Many hospitals and physician offices are still providing only paper copies of records to their patients. Because paper copies are labor intensive, you can be charged per page. It can get expensive, especially if a hospital record. HIPAA regulations state you are entitled to a digital copy of your record if the provider has the capability to do so. In response to complaints from consumers about providers blocking/impeding electronic access to their data, the Department of Health and Human services recently made public several rules that would allow consumers easier access to their record via the app of their choice, like a smartphone, at no additional cost. The healthcare industry has been slow to adapt to available technology. In fairness, providers cannot simply raise prices to pay for their investment in information technology because their reimbursement from their party payers is fixed.
Unaware of what a procedure costs, consumers inadvertently can drive up their own premiums by unwittingly using more expensive providers. For example, your insurance benefit summary says you have a $50 copay for an outpatient MRI. So, no matter where you go for the MRI, all you know is you owe $50, regardless of the cost. Your insurance company has different payment schedules per MRI provider. It often depends on the negotiating power of the MRI provider. Larger hospital / health systems can demand higher reimbursement than smaller facilities and private physicians. By inadvertently getting your MRI done where the insurer has to pay more, you increase the expense to the insurer which causes your premium to go up. In the cases where you have a 20 percent copay, you still don’t know the overall cost and may be going to the highest price facility.
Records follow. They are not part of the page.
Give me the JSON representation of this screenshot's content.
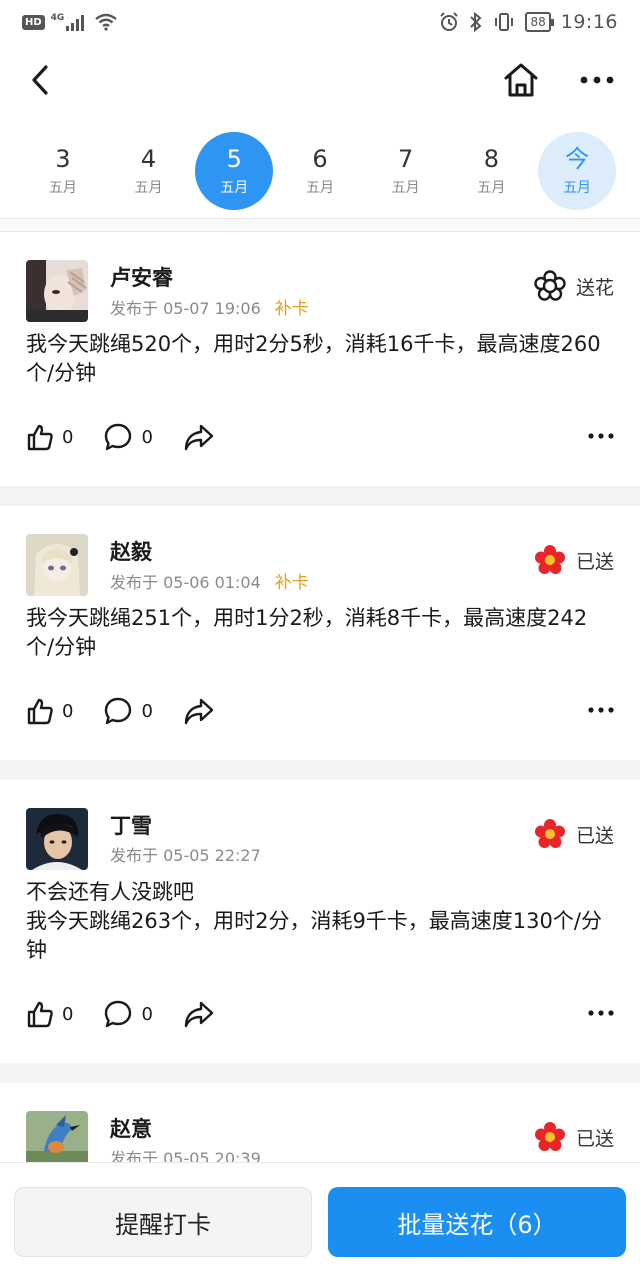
{
  "status_bar": {
    "hd": "HD",
    "network": "4G",
    "battery": "88",
    "time": "19:16"
  },
  "dates": [
    {
      "day": "3",
      "month": "五月",
      "state": "normal"
    },
    {
      "day": "4",
      "month": "五月",
      "state": "normal"
    },
    {
      "day": "5",
      "month": "五月",
      "state": "selected"
    },
    {
      "day": "6",
      "month": "五月",
      "state": "normal"
    },
    {
      "day": "7",
      "month": "五月",
      "state": "normal"
    },
    {
      "day": "8",
      "month": "五月",
      "state": "normal"
    },
    {
      "day": "今",
      "month": "五月",
      "state": "today"
    }
  ],
  "posts": [
    {
      "name": "卢安睿",
      "time": "发布于 05-07 19:06",
      "tag": "补卡",
      "flower_label": "送花",
      "flower_sent": false,
      "text": "我今天跳绳520个，用时2分5秒，消耗16千卡，最高速度260个/分钟",
      "likes": "0",
      "comments": "0"
    },
    {
      "name": "赵毅",
      "time": "发布于 05-06 01:04",
      "tag": "补卡",
      "flower_label": "已送",
      "flower_sent": true,
      "text": "我今天跳绳251个，用时1分2秒，消耗8千卡，最高速度242个/分钟",
      "likes": "0",
      "comments": "0"
    },
    {
      "name": "丁雪",
      "time": "发布于 05-05 22:27",
      "tag": "",
      "flower_label": "已送",
      "flower_sent": true,
      "text": "不会还有人没跳吧\n我今天跳绳263个，用时2分，消耗9千卡，最高速度130个/分钟",
      "likes": "0",
      "comments": "0"
    },
    {
      "name": "赵意",
      "time": "发布于 05-05 20:39",
      "tag": "",
      "flower_label": "已送",
      "flower_sent": true,
      "text": "",
      "likes": "",
      "comments": ""
    }
  ],
  "bottom": {
    "remind_label": "提醒打卡",
    "batch_label": "批量送花（6）"
  },
  "colors": {
    "accent": "#2f95f2",
    "makeup_tag": "#e0a21d",
    "flower_red": "#e8262a"
  }
}
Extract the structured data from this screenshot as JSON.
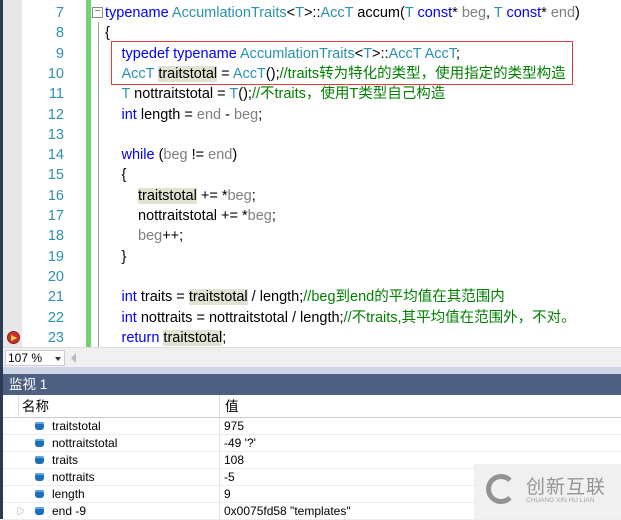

George W. Chapman is a healthcare business consultant who works exclusively with physicians, hospitals and healthcare organizations. He operates GW Chapman Consulting based in Syracuse. Email him at firstname.lastname@example.org.